Required action.
Using the entries that follow, count the lines containing the word "description" and give that number by itself.
--------------------
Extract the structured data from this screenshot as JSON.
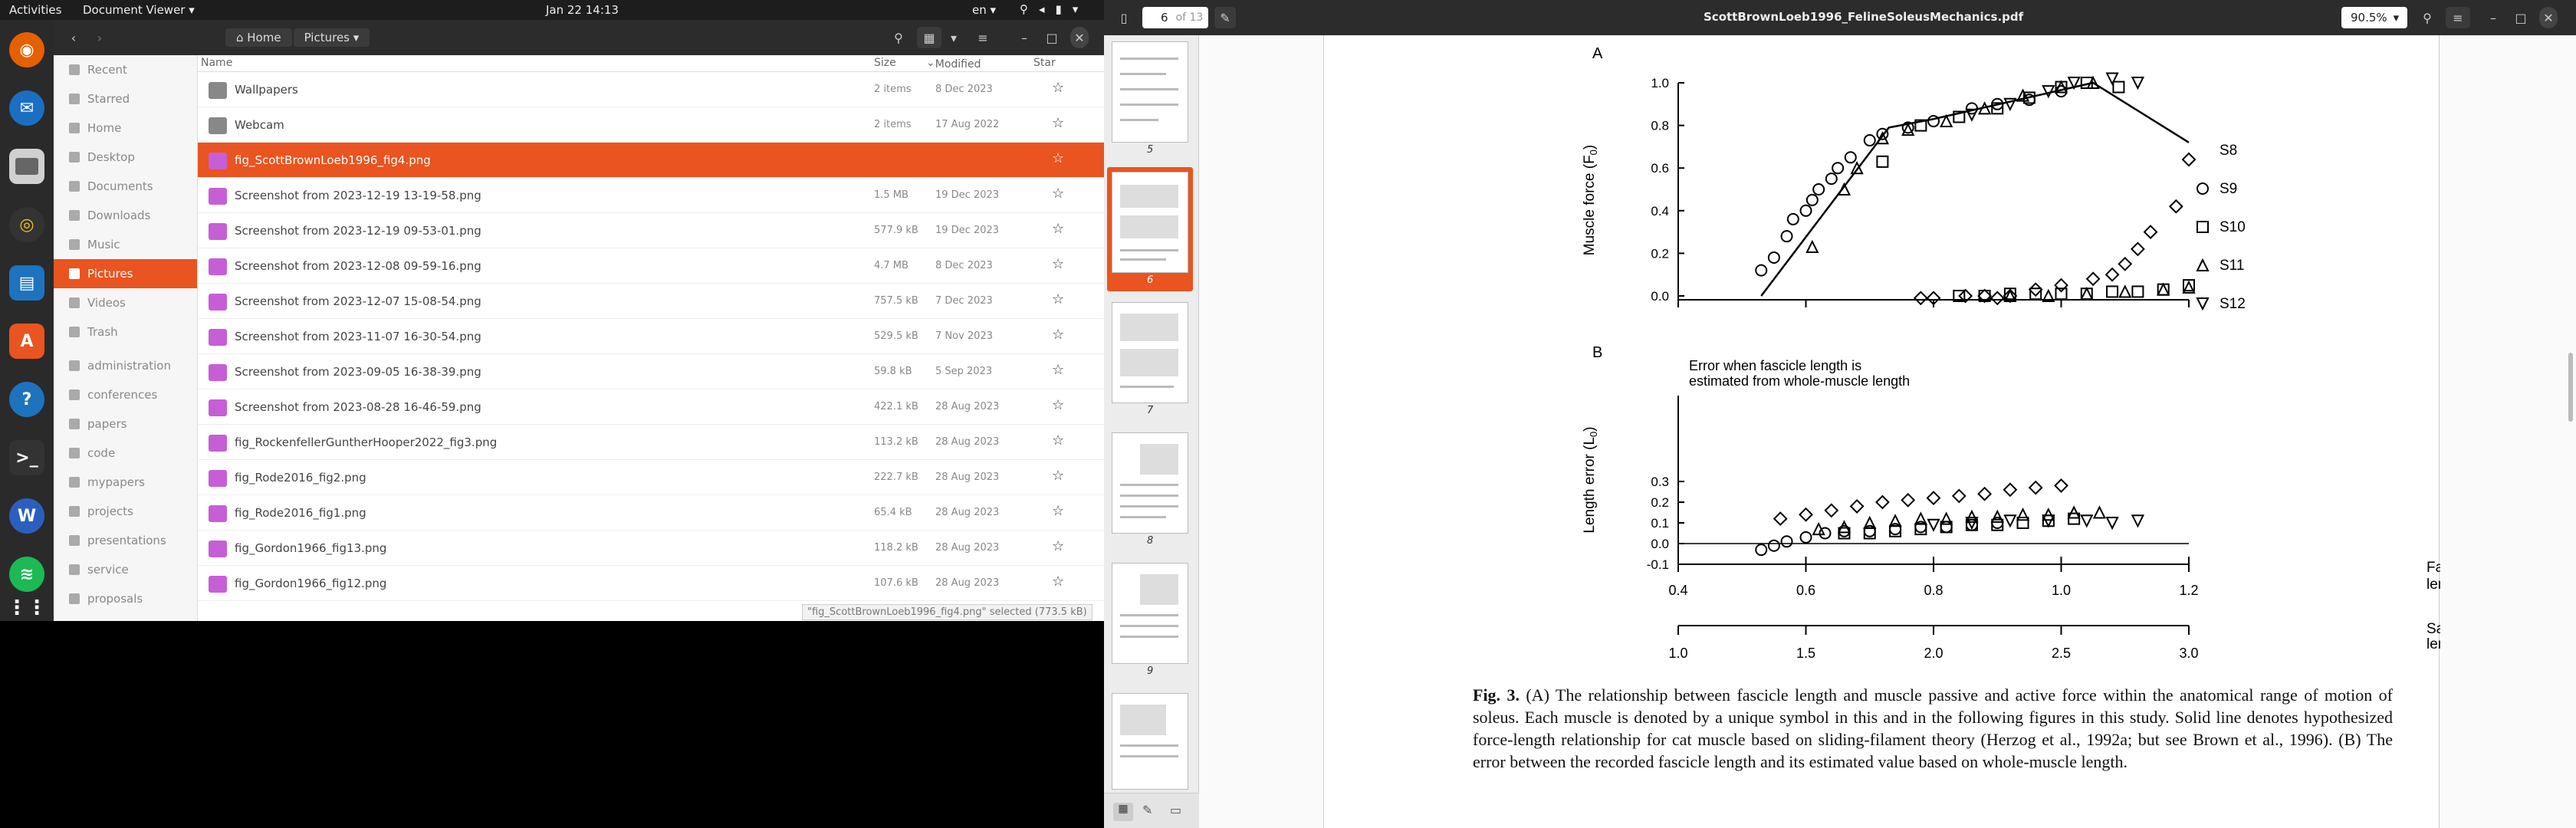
{
  "topbar": {
    "activities": "Activities",
    "app_name": "Document Viewer",
    "clock": "Jan 22  14:13",
    "lang": "en"
  },
  "files": {
    "path": [
      "Home",
      "Pictures"
    ],
    "columns": {
      "name": "Name",
      "size": "Size",
      "modified": "Modified",
      "star": "Star"
    },
    "sidebar": [
      {
        "label": "Recent",
        "icon": "clock-icon"
      },
      {
        "label": "Starred",
        "icon": "star-icon"
      },
      {
        "label": "Home",
        "icon": "home-icon"
      },
      {
        "label": "Desktop",
        "icon": "folder-icon"
      },
      {
        "label": "Documents",
        "icon": "folder-icon"
      },
      {
        "label": "Downloads",
        "icon": "folder-icon"
      },
      {
        "label": "Music",
        "icon": "music-icon"
      },
      {
        "label": "Pictures",
        "icon": "folder-icon",
        "selected": true
      },
      {
        "label": "Videos",
        "icon": "folder-icon"
      },
      {
        "label": "Trash",
        "icon": "trash-icon"
      },
      {
        "label": "administration",
        "icon": "folder-icon"
      },
      {
        "label": "conferences",
        "icon": "folder-icon"
      },
      {
        "label": "papers",
        "icon": "folder-icon"
      },
      {
        "label": "code",
        "icon": "folder-icon"
      },
      {
        "label": "mypapers",
        "icon": "folder-icon"
      },
      {
        "label": "projects",
        "icon": "folder-icon"
      },
      {
        "label": "presentations",
        "icon": "folder-icon"
      },
      {
        "label": "service",
        "icon": "folder-icon"
      },
      {
        "label": "proposals",
        "icon": "folder-icon"
      }
    ],
    "rows": [
      {
        "name": "Wallpapers",
        "size": "2 items",
        "modified": "8 Dec 2023",
        "type": "folder"
      },
      {
        "name": "Webcam",
        "size": "2 items",
        "modified": "17 Aug 2022",
        "type": "folder"
      },
      {
        "name": "fig_ScottBrownLoeb1996_fig4.png",
        "size": "",
        "modified": "",
        "type": "image",
        "selected": true
      },
      {
        "name": "Screenshot from 2023-12-19 13-19-58.png",
        "size": "1.5 MB",
        "modified": "19 Dec 2023",
        "type": "image"
      },
      {
        "name": "Screenshot from 2023-12-19 09-53-01.png",
        "size": "577.9 kB",
        "modified": "19 Dec 2023",
        "type": "image"
      },
      {
        "name": "Screenshot from 2023-12-08 09-59-16.png",
        "size": "4.7 MB",
        "modified": "8 Dec 2023",
        "type": "image"
      },
      {
        "name": "Screenshot from 2023-12-07 15-08-54.png",
        "size": "757.5 kB",
        "modified": "7 Dec 2023",
        "type": "image"
      },
      {
        "name": "Screenshot from 2023-11-07 16-30-54.png",
        "size": "529.5 kB",
        "modified": "7 Nov 2023",
        "type": "image"
      },
      {
        "name": "Screenshot from 2023-09-05 16-38-39.png",
        "size": "59.8 kB",
        "modified": "5 Sep 2023",
        "type": "image"
      },
      {
        "name": "Screenshot from 2023-08-28 16-46-59.png",
        "size": "422.1 kB",
        "modified": "28 Aug 2023",
        "type": "image"
      },
      {
        "name": "fig_RockenfellerGuntherHooper2022_fig3.png",
        "size": "113.2 kB",
        "modified": "28 Aug 2023",
        "type": "image"
      },
      {
        "name": "fig_Rode2016_fig2.png",
        "size": "222.7 kB",
        "modified": "28 Aug 2023",
        "type": "image"
      },
      {
        "name": "fig_Rode2016_fig1.png",
        "size": "65.4 kB",
        "modified": "28 Aug 2023",
        "type": "image"
      },
      {
        "name": "fig_Gordon1966_fig13.png",
        "size": "118.2 kB",
        "modified": "28 Aug 2023",
        "type": "image"
      },
      {
        "name": "fig_Gordon1966_fig12.png",
        "size": "107.6 kB",
        "modified": "28 Aug 2023",
        "type": "image"
      }
    ],
    "status": "\"fig_ScottBrownLoeb1996_fig4.png\" selected (773.5 kB)"
  },
  "viewer": {
    "page_current": "6",
    "page_of": "of 13",
    "title": "ScottBrownLoeb1996_FelineSoleusMechanics.pdf",
    "zoom": "90.5%",
    "thumb_labels": [
      "5",
      "6",
      "7",
      "8",
      "9"
    ]
  },
  "figure": {
    "panel_a": "A",
    "panel_b": "B",
    "ylabel_a": "Muscle force (F",
    "ylabel_a_sub": "0",
    "ylabel_b": "Length error (L",
    "ylabel_b_sub": "0",
    "b_note_1": "Error when fascicle length is",
    "b_note_2": "estimated from whole-muscle length",
    "legend": [
      "S8",
      "S9",
      "S10",
      "S11",
      "S12"
    ],
    "yticks_a": [
      "1.0",
      "0.8",
      "0.6",
      "0.4",
      "0.2",
      "0.0"
    ],
    "yticks_b": [
      "0.3",
      "0.2",
      "0.1",
      "0.0",
      "-0.1"
    ],
    "xticks_fascicle": [
      "0.4",
      "0.6",
      "0.8",
      "1.0",
      "1.2"
    ],
    "xticks_sarcomere": [
      "1.0",
      "1.5",
      "2.0",
      "2.5",
      "3.0"
    ],
    "xlabel_fascicle_1": "Fascicle",
    "xlabel_fascicle_2": "length (L",
    "xlabel_sarcomere_1": "Sarcomere",
    "xlabel_sarcomere_2": "length (µm)",
    "caption_bold": "Fig. 3.",
    "caption": " (A) The relationship between fascicle length and muscle passive and active force within the anatomical range of motion of soleus. Each muscle is denoted by a unique symbol in this and in the following figures in this study. Solid line denotes hypothesized force-length relationship for cat muscle based on sliding-filament theory (Herzog et al., 1992a; but see Brown et al., 1996). (B) The error between the recorded fascicle length and its estimated value based on whole-muscle length."
  }
}
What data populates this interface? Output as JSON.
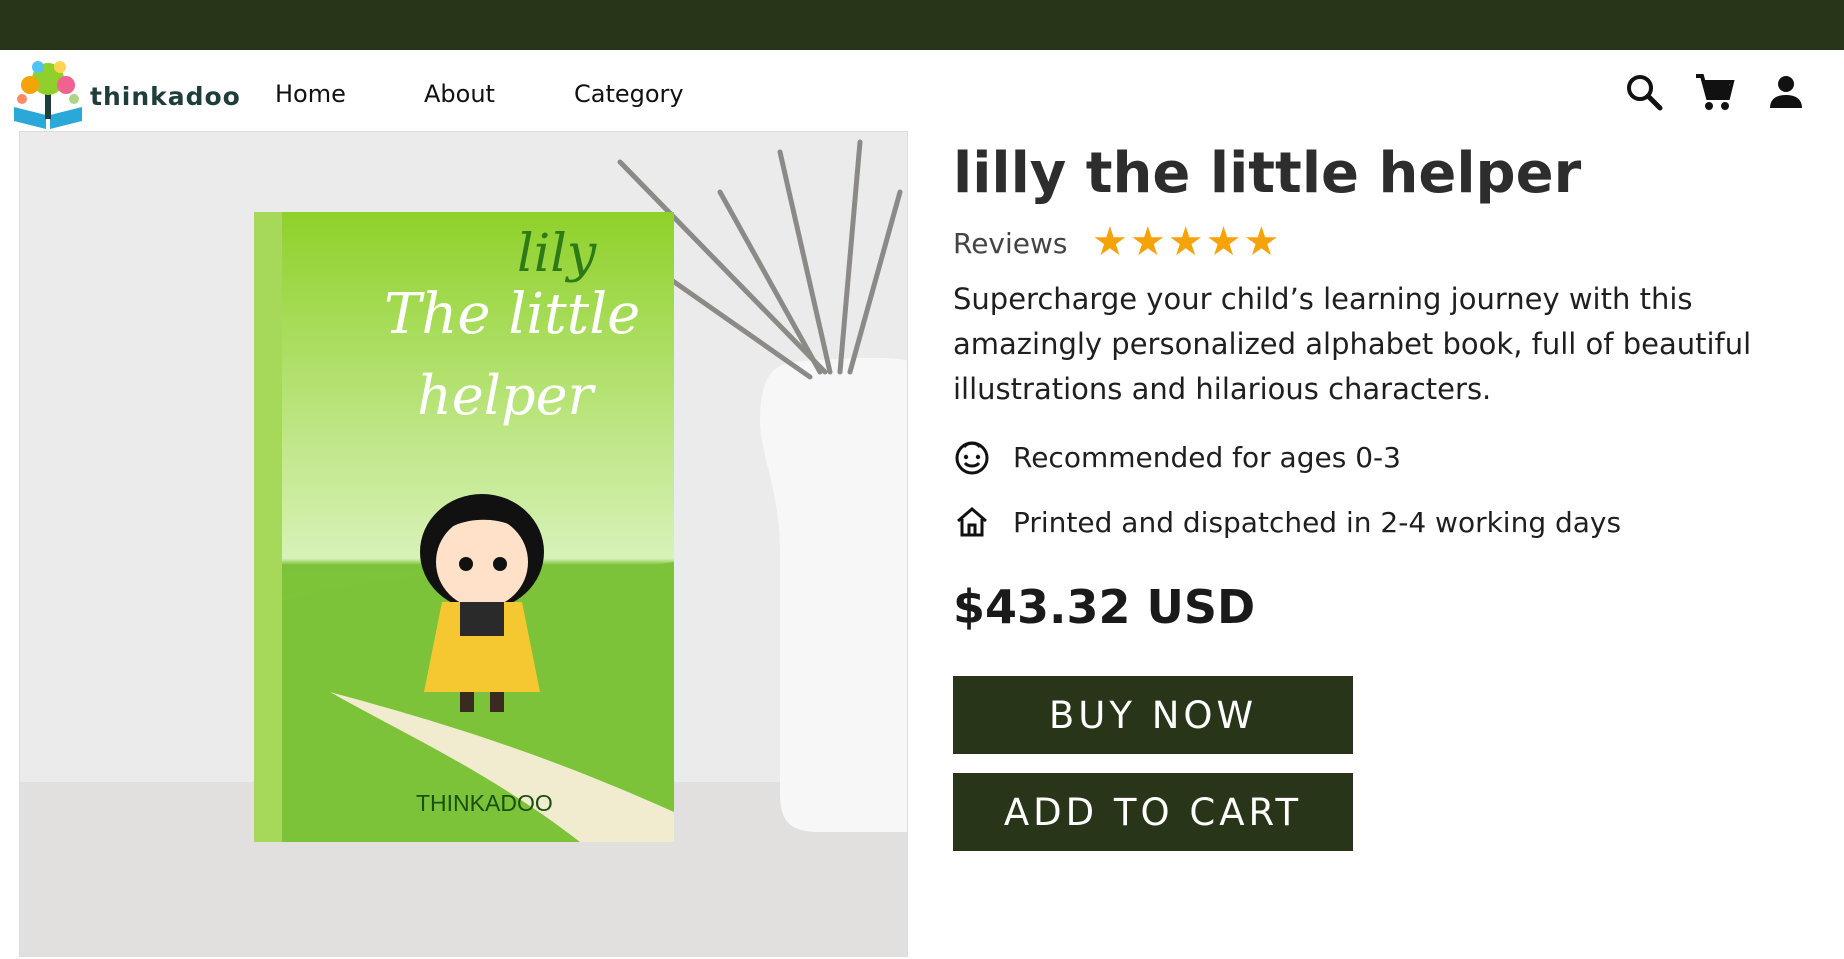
{
  "brand": {
    "name": "thinkadoo"
  },
  "nav": {
    "links": [
      "Home",
      "About",
      "Category"
    ],
    "icons": [
      "search-icon",
      "cart-icon",
      "user-icon"
    ]
  },
  "product": {
    "title": "lilly the little helper",
    "reviews_label": "Reviews",
    "rating": 5,
    "rating_stars": "★★★★★",
    "description": "Supercharge your child’s learning journey with this amazingly personalized alphabet book, full of beautiful illustrations and hilarious characters.",
    "features": [
      {
        "icon": "face-icon",
        "text": "Recommended for ages 0-3"
      },
      {
        "icon": "home-icon",
        "text": "Printed and dispatched in 2-4 working days"
      }
    ],
    "price": "$43.32 USD",
    "buy_now_label": "BUY NOW",
    "add_to_cart_label": "ADD TO CART"
  },
  "book_cover": {
    "line1": "lily",
    "line2": "The little",
    "line3": "helper",
    "publisher": "THINKADOO"
  },
  "colors": {
    "topbar": "#283518",
    "button": "#283518",
    "star": "#f5a30a",
    "book_green": "#8fd12a"
  }
}
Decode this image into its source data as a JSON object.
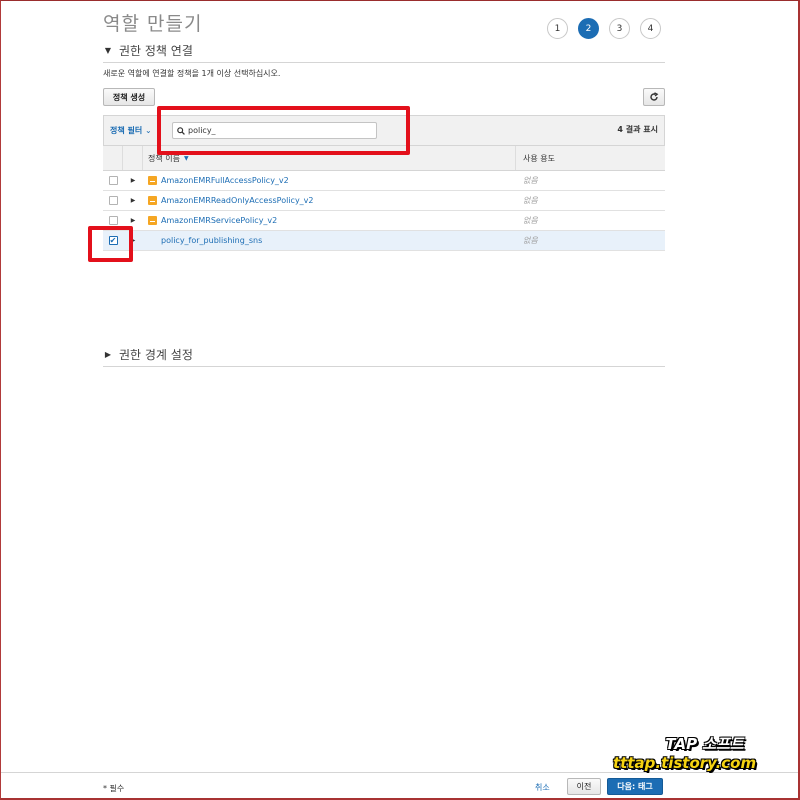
{
  "page": {
    "title": "역할 만들기",
    "steps": [
      "1",
      "2",
      "3",
      "4"
    ],
    "active_step": "2"
  },
  "attach_section": {
    "title": "권한 정책 연결",
    "description": "새로운 역할에 연결할 정책을 1개 이상 선택하십시오.",
    "create_policy_label": "정책 생성",
    "refresh_icon": "refresh-icon"
  },
  "filter": {
    "label": "정책 필터",
    "search_value": "policy_",
    "result_count": "4 결과 표시"
  },
  "table": {
    "columns": {
      "name": "정책 이름",
      "usage": "사용 용도"
    },
    "rows": [
      {
        "name": "AmazonEMRFullAccessPolicy_v2",
        "usage": "없음",
        "aws_managed": true,
        "checked": false
      },
      {
        "name": "AmazonEMRReadOnlyAccessPolicy_v2",
        "usage": "없음",
        "aws_managed": true,
        "checked": false
      },
      {
        "name": "AmazonEMRServicePolicy_v2",
        "usage": "없음",
        "aws_managed": true,
        "checked": false
      },
      {
        "name": "policy_for_publishing_sns",
        "usage": "없음",
        "aws_managed": false,
        "checked": true
      }
    ]
  },
  "boundary_section": {
    "title": "권한 경계 설정"
  },
  "footer": {
    "required_note": "* 필수",
    "cancel_label": "취소",
    "prev_label": "이전",
    "next_label": "다음: 태그"
  },
  "watermark": {
    "line1": "TAP 소프트",
    "line2": "tttap.tistory.com"
  },
  "colors": {
    "accent": "#1c6db4",
    "highlight": "#e3101b",
    "aws_orange": "#f5a623"
  }
}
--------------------
Written response.
2